Wednesday, 4 December 2013

Why does Pakistan Fail at Making Successful Reform?



Reform remains an elusive and little understood concept in Pakistan. The word is seldom used on TV. It is used even less in the cabinet and official forums. Even academics shy away from the subject. Donors now and again will talk of it but with the throwaway remark that “we do not have to reinvent the wheel”, “we know what is to be done”, and “all we have to do is import best practice”! So they set it up in an action matrix which is a template from some advanced country. More often than not that reform is never completely implemented and kind of gets stuck in the gullet of the country, probably doing more harm than good. As a case in point look at what happened to the electricity sector when we were merely following best practice mindlessly. For 20 years we have been paying the price of an inconclusive reform which has run into Billions of Dollars.
Yet no one really spends time trying to understand why Pakistan is such a laggard performer when it comes to reform. Donor contention is that we do not implement and that it is the lack of political will. Is that correct?
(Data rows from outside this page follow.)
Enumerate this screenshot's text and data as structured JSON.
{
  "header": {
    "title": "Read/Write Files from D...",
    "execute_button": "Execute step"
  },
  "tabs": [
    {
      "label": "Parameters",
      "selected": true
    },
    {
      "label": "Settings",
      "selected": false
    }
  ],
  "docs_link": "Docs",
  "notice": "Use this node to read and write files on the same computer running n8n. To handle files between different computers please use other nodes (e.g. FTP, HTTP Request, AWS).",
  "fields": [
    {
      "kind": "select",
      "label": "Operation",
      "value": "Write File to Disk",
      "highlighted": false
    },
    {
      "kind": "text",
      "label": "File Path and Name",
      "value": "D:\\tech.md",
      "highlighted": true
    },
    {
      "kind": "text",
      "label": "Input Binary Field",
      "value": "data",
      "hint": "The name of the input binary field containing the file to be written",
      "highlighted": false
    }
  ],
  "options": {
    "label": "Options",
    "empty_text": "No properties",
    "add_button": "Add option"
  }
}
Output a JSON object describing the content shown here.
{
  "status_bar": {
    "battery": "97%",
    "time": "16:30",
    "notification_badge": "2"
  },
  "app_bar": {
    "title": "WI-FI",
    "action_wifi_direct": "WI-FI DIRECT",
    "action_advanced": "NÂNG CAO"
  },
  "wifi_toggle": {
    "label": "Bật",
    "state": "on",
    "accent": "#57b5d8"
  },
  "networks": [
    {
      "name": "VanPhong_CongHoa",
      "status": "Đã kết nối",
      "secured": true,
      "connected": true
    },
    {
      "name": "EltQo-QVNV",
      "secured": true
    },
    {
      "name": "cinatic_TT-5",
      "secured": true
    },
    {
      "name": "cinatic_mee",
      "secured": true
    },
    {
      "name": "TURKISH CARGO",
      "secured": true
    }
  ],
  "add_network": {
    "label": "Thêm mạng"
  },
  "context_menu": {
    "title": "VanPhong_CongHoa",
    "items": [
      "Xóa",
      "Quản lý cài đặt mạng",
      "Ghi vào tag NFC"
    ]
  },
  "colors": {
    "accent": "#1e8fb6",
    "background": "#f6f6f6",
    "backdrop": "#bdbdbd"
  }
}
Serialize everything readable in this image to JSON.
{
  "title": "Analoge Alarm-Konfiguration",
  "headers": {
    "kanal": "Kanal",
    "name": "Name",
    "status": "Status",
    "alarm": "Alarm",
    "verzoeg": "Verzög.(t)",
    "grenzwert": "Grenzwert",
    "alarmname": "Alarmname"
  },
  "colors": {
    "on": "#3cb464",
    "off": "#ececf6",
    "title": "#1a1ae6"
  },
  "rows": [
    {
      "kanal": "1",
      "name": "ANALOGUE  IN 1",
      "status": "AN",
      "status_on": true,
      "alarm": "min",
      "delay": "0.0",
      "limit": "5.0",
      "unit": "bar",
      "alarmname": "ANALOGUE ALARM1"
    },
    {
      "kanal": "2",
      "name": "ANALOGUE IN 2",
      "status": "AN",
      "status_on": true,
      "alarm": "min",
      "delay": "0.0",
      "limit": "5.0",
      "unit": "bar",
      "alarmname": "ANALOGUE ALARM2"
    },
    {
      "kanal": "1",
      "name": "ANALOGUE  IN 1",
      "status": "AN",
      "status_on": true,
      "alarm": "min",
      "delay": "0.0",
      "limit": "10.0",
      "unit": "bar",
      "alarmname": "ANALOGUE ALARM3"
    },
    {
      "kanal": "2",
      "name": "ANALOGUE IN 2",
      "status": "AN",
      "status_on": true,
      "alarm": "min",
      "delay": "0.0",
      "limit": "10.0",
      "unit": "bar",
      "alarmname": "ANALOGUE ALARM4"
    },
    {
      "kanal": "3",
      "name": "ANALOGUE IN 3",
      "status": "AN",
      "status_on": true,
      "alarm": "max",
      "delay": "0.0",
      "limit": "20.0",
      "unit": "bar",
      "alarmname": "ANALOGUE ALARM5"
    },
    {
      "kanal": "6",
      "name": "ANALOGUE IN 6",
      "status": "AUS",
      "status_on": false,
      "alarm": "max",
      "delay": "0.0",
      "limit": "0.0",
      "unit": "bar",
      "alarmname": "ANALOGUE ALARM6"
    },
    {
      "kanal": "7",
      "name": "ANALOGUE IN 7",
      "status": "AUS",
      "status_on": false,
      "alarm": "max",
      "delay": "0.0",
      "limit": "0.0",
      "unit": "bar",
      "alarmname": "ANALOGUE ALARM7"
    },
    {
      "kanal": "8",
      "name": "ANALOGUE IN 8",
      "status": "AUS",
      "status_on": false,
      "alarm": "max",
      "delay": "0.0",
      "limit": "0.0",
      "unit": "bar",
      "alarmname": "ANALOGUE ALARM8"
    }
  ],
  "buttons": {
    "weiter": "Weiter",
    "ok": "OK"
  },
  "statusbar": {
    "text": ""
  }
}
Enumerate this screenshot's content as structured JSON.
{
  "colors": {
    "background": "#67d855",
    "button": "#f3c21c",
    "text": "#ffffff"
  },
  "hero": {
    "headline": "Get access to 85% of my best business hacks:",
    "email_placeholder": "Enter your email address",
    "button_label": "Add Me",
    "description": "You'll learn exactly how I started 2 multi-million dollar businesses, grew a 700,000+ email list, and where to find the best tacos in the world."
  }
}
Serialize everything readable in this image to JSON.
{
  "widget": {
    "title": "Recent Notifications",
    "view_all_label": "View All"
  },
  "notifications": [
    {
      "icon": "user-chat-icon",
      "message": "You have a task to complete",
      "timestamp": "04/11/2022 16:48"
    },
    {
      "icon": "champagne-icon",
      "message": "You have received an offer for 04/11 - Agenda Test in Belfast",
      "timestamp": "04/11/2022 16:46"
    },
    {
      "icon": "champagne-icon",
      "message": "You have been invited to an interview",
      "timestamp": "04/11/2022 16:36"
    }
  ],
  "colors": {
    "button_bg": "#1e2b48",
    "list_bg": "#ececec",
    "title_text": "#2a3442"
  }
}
Let us set the record straight we have implemented a lot of items that the donor wanted. We privatized, opened out the economy, got rid of licensing, conducted tax reform have numerous projects for building governance, access to justice, education and many other development goals. We have built regulatory agencies like SECP, NEPRA, PEMRA. We have played with autonomy of the SBP.  Yet development has alluded us. 

On the other hand it is fairly visible to any one visiting Pakistan that the people are turning away from modernity and productivity. Society seems to be taking a turn towards fundamentalism and a cultural conservatism instead of modernity and creativity.

Surely this should be raising all kinds of flags and we should all be coming together to improve our understanding of reform and why it is unsuccessful or halfhearted. Blaming it on lack of political will is not enough. To my mind that is intellectually lazy and an easy out. Saves the people who design reforms from taking blame.   

Any ideas on the failure to make successful reform?